Just how lucrative the television industry was suddenly becoming for the ICC was fully illustrated in, of all places, Paris in 2000. In the course of ICC discussions held in the French capital for the purpose of allocation of future World Cups and other tournament hosting, Bose states that this particular meeting ‘…showed how the money Dalmiya had brought had changed the game’. This is no better shown than in this incredible statistic from Wikipedia: When Dalmiya took over as ICC President in 1997, ICC had funds of £16000 and when his term ended in 2000, it had over $15 million.
It was Dalmiya-driven money that held centre-stage at one the most extraordinary meetings in modern sports history. The upshot being that a while after, the ICC split itself into two entities; almost certainly because the British Government had refused them a tax status exemption on their new-found wealth. All of the television revenue and other streams were directed into an overseas company and account. ‘The UK-based company, which continued to operate from Lord’s, did not make any money and therefore avoided paying tax’ (Bose). Basically the ICC had become tax-exempt.
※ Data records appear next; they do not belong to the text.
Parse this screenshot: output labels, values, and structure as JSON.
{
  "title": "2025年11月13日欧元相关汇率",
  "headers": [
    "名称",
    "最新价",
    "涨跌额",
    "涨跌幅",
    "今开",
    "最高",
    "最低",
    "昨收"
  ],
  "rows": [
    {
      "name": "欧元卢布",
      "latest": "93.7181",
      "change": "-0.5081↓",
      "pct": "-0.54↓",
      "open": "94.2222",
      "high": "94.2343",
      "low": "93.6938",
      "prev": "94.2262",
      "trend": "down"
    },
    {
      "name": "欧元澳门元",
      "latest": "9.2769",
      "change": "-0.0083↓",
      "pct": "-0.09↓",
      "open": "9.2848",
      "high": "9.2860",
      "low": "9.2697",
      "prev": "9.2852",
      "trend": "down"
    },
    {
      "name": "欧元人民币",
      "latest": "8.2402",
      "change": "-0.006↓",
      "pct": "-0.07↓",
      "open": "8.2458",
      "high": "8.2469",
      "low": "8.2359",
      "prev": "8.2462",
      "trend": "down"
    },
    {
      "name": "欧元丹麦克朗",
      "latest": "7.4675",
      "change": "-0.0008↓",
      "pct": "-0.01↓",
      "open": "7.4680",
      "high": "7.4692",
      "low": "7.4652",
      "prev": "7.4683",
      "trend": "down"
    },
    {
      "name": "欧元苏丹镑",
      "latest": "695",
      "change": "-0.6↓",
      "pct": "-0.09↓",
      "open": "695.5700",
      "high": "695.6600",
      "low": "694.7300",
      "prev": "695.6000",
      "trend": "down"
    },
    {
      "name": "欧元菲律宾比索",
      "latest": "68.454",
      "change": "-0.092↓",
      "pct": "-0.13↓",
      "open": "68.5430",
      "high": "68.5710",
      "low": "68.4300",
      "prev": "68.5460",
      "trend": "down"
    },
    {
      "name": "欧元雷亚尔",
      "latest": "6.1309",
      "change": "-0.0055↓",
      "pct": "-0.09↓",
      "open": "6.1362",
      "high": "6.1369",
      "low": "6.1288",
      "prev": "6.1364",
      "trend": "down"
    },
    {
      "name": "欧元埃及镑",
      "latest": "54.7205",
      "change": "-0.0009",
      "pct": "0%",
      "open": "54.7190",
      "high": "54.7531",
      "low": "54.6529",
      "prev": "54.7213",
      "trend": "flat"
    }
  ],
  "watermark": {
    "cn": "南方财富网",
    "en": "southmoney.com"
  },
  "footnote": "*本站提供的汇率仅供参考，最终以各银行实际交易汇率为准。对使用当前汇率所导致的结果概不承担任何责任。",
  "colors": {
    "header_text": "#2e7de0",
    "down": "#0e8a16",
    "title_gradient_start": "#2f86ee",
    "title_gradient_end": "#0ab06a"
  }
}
In a natural follow-on from Paris 2000, in 2005 the first of two happenings indicated that the cricket world had changed for ever. This was when the ICC moved their base from Lord’s in London after existing there for the previous 96 years, and re-located to the deserts of Dubai in the Middle East. Even at the turn of the millennium such an outcome would have been unthinkable. This was hence also unthinkable from 2009 in Abu Dhabi (and I bet you thought pink ball cricket was a recent innovation):